Task to carry out
Find the line in the material below that contains "Serialize everything readable", then give it again, with all later lines, exactly as shown.

Exercise data

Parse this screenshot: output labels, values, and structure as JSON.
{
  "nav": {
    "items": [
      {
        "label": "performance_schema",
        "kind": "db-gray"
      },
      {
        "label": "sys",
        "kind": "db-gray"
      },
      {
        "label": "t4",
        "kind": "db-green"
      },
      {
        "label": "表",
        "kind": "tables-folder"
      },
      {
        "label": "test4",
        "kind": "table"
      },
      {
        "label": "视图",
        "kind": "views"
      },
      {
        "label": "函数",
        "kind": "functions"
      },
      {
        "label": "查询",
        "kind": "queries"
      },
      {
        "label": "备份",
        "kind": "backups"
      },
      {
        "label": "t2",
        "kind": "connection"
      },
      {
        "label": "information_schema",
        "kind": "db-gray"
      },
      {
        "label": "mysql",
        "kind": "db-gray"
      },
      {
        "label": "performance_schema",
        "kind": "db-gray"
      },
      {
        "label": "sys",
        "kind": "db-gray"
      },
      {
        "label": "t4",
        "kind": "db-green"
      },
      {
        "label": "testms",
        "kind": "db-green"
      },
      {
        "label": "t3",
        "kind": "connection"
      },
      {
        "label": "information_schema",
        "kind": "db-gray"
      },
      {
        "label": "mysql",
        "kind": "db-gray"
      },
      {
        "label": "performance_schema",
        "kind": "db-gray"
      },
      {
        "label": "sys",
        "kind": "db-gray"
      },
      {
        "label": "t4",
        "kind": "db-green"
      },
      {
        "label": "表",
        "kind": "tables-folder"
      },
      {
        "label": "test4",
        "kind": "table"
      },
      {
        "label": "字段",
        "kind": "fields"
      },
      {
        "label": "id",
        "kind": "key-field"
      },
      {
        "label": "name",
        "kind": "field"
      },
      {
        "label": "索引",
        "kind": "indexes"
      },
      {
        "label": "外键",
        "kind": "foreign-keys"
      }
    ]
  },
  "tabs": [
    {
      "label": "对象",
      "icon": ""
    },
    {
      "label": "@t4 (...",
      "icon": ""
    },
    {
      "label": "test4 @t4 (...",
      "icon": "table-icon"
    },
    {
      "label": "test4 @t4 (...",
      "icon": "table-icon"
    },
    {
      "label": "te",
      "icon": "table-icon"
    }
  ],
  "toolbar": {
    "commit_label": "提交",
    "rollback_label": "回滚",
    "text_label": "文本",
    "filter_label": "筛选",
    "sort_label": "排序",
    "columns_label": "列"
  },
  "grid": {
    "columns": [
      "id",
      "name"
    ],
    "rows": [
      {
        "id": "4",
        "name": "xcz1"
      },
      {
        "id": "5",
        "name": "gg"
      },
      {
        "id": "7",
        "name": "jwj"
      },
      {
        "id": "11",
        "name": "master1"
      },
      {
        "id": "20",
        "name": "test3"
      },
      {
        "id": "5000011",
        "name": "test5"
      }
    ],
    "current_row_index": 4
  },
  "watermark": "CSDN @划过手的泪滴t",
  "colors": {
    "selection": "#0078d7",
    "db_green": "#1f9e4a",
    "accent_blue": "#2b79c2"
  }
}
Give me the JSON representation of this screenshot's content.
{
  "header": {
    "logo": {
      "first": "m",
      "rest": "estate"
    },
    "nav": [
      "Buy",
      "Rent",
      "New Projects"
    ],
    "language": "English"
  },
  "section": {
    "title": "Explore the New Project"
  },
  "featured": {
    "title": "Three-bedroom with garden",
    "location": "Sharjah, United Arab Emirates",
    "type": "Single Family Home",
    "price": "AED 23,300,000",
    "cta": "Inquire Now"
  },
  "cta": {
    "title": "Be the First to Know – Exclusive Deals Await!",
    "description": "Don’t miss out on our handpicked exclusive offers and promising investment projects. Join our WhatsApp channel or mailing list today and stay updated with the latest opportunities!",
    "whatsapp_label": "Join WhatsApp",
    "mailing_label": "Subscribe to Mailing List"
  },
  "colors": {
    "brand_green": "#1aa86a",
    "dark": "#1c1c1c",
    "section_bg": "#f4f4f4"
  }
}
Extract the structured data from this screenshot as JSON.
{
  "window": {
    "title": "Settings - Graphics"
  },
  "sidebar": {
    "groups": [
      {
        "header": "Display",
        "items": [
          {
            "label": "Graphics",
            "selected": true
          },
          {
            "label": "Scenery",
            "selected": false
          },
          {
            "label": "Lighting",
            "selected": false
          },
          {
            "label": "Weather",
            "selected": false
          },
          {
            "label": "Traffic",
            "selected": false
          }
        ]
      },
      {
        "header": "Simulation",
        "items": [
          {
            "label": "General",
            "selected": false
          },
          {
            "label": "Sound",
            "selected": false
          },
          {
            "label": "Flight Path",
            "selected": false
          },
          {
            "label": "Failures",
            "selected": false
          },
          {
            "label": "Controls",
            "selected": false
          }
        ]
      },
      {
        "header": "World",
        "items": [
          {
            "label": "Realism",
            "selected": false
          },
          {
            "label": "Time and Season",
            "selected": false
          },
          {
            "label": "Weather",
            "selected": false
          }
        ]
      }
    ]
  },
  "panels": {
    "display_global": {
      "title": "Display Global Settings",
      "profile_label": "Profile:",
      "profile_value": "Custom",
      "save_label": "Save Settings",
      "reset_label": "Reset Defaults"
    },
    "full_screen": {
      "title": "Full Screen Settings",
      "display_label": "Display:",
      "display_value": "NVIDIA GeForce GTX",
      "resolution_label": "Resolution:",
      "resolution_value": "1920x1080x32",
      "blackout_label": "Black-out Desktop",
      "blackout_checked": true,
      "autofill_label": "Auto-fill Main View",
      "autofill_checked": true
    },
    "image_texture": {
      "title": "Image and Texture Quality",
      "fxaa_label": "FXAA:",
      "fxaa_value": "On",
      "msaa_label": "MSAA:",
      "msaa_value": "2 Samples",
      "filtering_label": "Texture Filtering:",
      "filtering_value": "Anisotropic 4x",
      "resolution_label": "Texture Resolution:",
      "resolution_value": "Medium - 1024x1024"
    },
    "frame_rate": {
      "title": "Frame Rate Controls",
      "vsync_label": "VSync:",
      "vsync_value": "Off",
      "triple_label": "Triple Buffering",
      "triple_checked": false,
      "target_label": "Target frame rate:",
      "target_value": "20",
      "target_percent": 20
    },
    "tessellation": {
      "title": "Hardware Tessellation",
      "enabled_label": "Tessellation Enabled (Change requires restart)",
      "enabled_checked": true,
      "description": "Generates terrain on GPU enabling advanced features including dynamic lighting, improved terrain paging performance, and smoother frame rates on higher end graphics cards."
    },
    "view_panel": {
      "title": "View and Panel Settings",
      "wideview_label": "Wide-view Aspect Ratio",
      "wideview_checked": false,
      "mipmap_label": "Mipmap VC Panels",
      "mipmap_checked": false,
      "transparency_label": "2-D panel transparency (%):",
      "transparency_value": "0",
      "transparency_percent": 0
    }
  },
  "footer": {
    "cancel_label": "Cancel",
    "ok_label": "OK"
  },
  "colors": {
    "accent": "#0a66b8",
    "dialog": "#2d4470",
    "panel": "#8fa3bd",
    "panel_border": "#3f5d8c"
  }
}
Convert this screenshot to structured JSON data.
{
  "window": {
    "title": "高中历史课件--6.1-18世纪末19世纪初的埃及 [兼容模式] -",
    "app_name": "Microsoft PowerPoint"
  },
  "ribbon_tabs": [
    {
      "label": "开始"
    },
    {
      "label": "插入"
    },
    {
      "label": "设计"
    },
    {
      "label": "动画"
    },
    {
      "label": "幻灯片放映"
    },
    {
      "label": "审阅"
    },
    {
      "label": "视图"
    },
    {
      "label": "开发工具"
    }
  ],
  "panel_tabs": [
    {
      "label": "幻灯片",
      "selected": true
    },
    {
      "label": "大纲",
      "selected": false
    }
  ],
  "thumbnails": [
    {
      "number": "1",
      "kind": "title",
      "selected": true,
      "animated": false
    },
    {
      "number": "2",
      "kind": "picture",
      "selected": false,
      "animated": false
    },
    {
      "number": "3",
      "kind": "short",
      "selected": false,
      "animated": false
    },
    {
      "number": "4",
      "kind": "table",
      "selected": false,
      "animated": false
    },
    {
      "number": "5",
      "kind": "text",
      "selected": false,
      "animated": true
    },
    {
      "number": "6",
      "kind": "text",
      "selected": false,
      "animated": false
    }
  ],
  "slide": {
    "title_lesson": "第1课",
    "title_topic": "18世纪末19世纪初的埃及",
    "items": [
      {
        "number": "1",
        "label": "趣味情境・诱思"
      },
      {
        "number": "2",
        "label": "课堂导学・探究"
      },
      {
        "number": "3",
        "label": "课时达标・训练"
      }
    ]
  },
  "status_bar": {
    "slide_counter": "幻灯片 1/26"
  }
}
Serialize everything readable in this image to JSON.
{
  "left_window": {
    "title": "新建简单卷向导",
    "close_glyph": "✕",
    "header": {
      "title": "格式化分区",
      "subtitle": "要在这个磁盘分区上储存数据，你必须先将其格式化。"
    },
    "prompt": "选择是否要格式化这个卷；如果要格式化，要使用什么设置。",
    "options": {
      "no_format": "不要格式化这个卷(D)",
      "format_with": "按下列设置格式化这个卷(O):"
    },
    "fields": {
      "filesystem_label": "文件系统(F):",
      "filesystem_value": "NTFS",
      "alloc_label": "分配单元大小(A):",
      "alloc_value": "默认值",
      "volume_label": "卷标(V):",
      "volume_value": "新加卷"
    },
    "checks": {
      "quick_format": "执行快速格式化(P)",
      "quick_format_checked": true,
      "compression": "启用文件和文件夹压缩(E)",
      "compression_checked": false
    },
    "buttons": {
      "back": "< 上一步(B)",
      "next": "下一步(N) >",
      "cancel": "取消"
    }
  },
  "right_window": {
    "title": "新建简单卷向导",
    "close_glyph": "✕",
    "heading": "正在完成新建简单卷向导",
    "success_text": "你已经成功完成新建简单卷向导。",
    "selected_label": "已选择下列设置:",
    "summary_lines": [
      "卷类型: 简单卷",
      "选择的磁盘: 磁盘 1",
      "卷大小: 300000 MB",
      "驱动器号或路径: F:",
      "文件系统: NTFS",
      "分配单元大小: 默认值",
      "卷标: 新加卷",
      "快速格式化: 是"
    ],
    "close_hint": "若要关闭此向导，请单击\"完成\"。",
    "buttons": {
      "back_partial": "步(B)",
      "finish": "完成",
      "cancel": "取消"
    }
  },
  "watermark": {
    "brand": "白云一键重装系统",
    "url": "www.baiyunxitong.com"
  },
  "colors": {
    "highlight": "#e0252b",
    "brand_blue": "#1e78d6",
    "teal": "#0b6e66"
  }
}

Expected output
Serialize everything readable in this image to JSON.
{
  "left_window": {
    "title": "新建简单卷向导",
    "close_glyph": "✕",
    "header": {
      "title": "格式化分区",
      "subtitle": "要在这个磁盘分区上储存数据，你必须先将其格式化。"
    },
    "prompt": "选择是否要格式化这个卷；如果要格式化，要使用什么设置。",
    "options": {
      "no_format": "不要格式化这个卷(D)",
      "format_with": "按下列设置格式化这个卷(O):"
    },
    "fields": {
      "filesystem_label": "文件系统(F):",
      "filesystem_value": "NTFS",
      "alloc_label": "分配单元大小(A):",
      "alloc_value": "默认值",
      "volume_label": "卷标(V):",
      "volume_value": "新加卷"
    },
    "checks": {
      "quick_format": "执行快速格式化(P)",
      "quick_format_checked": true,
      "compression": "启用文件和文件夹压缩(E)",
      "compression_checked": false
    },
    "buttons": {
      "back": "< 上一步(B)",
      "next": "下一步(N) >",
      "cancel": "取消"
    }
  },
  "right_window": {
    "title": "新建简单卷向导",
    "close_glyph": "✕",
    "heading": "正在完成新建简单卷向导",
    "success_text": "你已经成功完成新建简单卷向导。",
    "selected_label": "已选择下列设置:",
    "summary_lines": [
      "卷类型: 简单卷",
      "选择的磁盘: 磁盘 1",
      "卷大小: 300000 MB",
      "驱动器号或路径: F:",
      "文件系统: NTFS",
      "分配单元大小: 默认值",
      "卷标: 新加卷",
      "快速格式化: 是"
    ],
    "close_hint": "若要关闭此向导，请单击\"完成\"。",
    "buttons": {
      "back_partial": "步(B)",
      "finish": "完成",
      "cancel": "取消"
    }
  },
  "watermark": {
    "brand": "白云一键重装系统",
    "url": "www.baiyunxitong.com"
  },
  "colors": {
    "highlight": "#e0252b",
    "brand_blue": "#1e78d6",
    "teal": "#0b6e66"
  }
}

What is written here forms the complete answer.